* **WORK INSTRUCTIONS**: Across the listing, tally the lines in which the word "SABER阿尔" occurs, then report the tally alone.

Start of PROVIDED RECORDS

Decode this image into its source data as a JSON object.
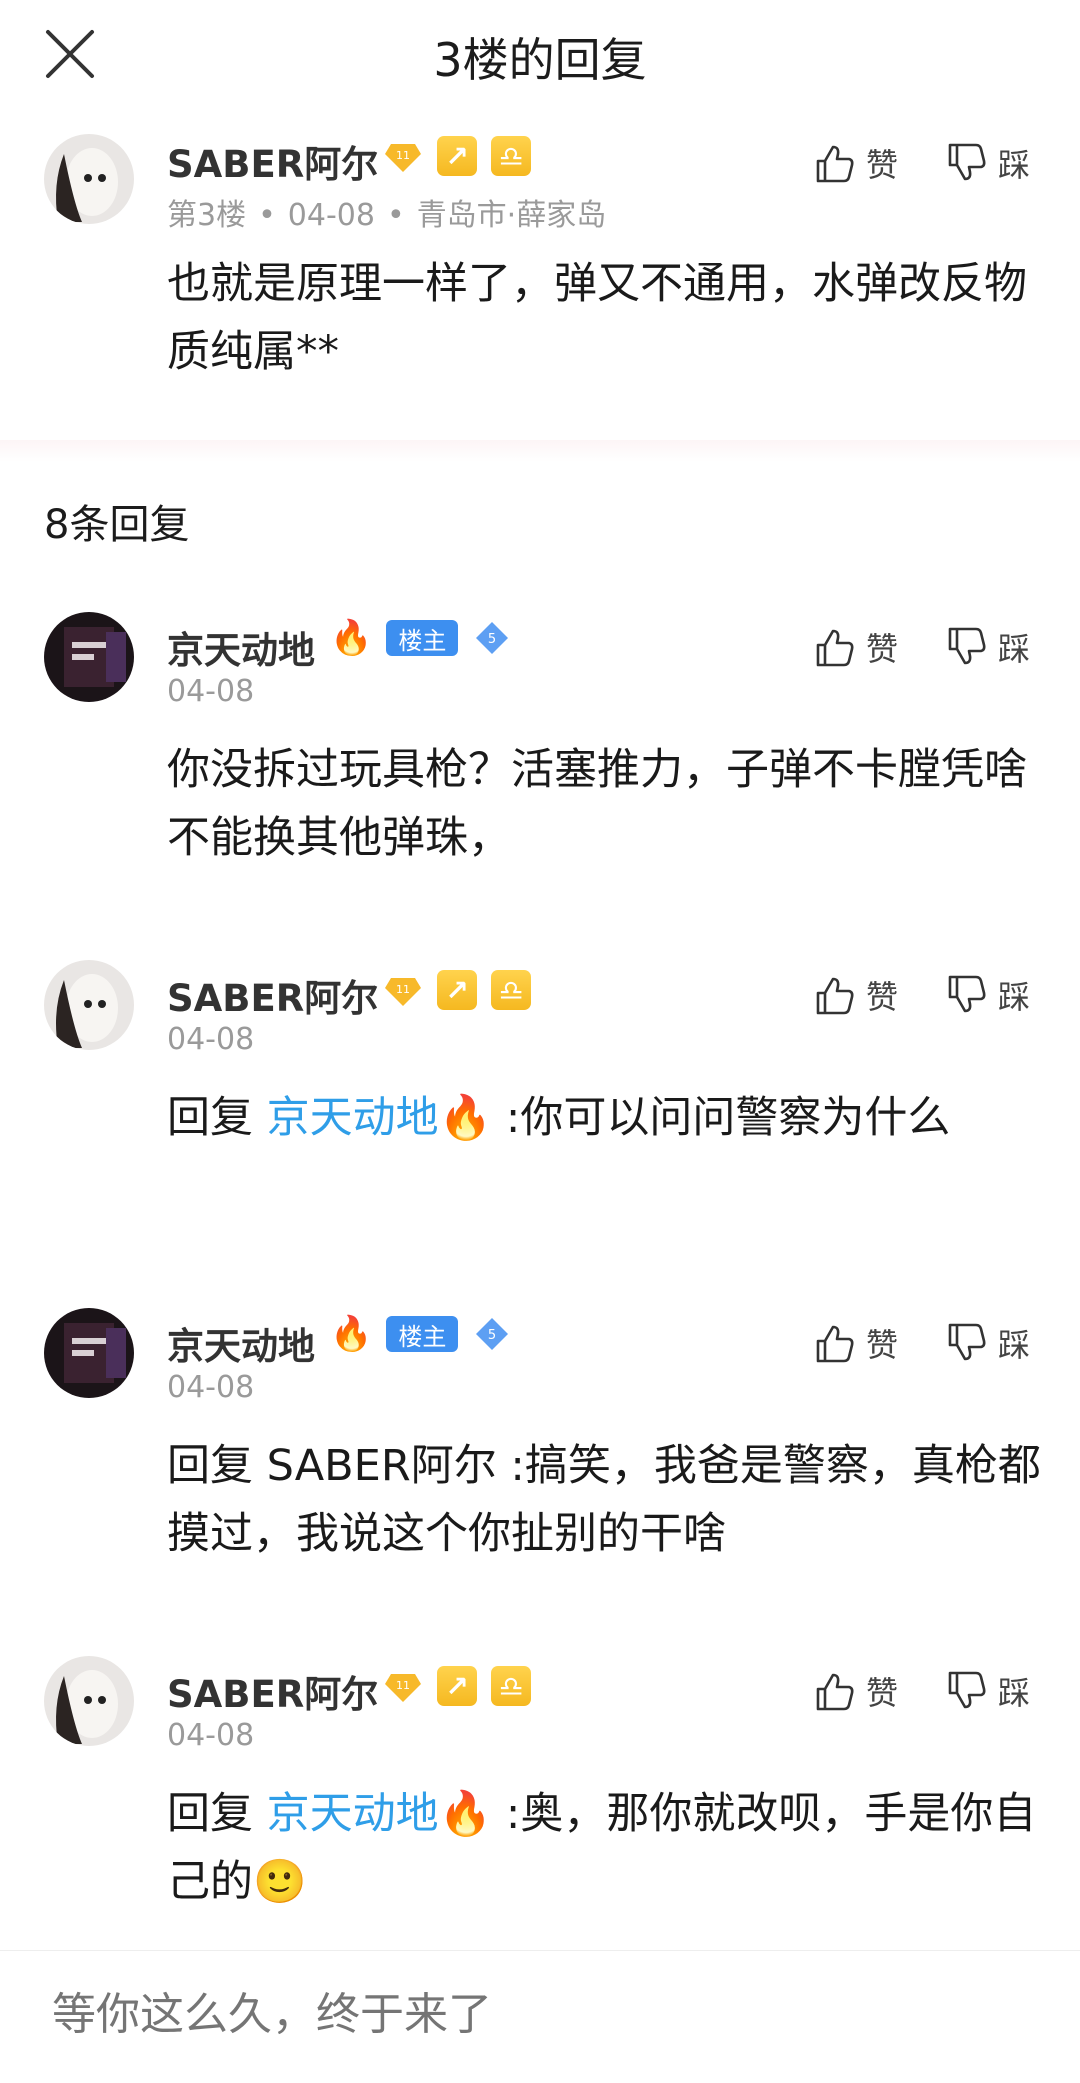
{
  "header": {
    "title": "3楼的回复",
    "close_label": "×"
  },
  "main_post": {
    "username": "SABER阿尔",
    "level": "11",
    "floor": "第3楼",
    "date": "04-08",
    "location": "青岛市·薛家岛",
    "content": "也就是原理一样了，弹又不通用，水弹改反物质纯属**",
    "like_label": "赞",
    "dislike_label": "踩"
  },
  "reply_count": "8条回复",
  "replies": [
    {
      "username": "京天动地",
      "owner_badge": "楼主",
      "level": "5",
      "date": "04-08",
      "reply_prefix": "",
      "mention": "",
      "content": "你没拆过玩具枪？活塞推力，子弹不卡膛凭啥不能换其他弹珠，",
      "like_label": "赞",
      "dislike_label": "踩"
    },
    {
      "username": "SABER阿尔",
      "level": "11",
      "date": "04-08",
      "reply_prefix": "回复 ",
      "mention": "京天动地",
      "content": " :你可以问问警察为什么",
      "like_label": "赞",
      "dislike_label": "踩"
    },
    {
      "username": "京天动地",
      "owner_badge": "楼主",
      "level": "5",
      "date": "04-08",
      "reply_prefix": "",
      "mention": "",
      "content": "回复 SABER阿尔 :搞笑，我爸是警察，真枪都摸过，我说这个你扯别的干啥",
      "like_label": "赞",
      "dislike_label": "踩"
    },
    {
      "username": "SABER阿尔",
      "level": "11",
      "date": "04-08",
      "reply_prefix": "回复 ",
      "mention": "京天动地",
      "content": " :奥，那你就改呗，手是你自己的",
      "like_label": "赞",
      "dislike_label": "踩"
    }
  ],
  "input": {
    "placeholder": "等你这么久，终于来了"
  },
  "colors": {
    "mention": "#2f9ee8",
    "owner_badge": "#3d8ff0",
    "meta": "#9a9a9a"
  },
  "icons": [
    "close-icon",
    "thumbs-up-icon",
    "thumbs-down-icon",
    "level-diamond-icon",
    "archer-sign-icon",
    "libra-sign-icon",
    "fire-icon",
    "smile-emoji"
  ]
}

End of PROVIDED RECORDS

* **RESPONSE AREA**: 4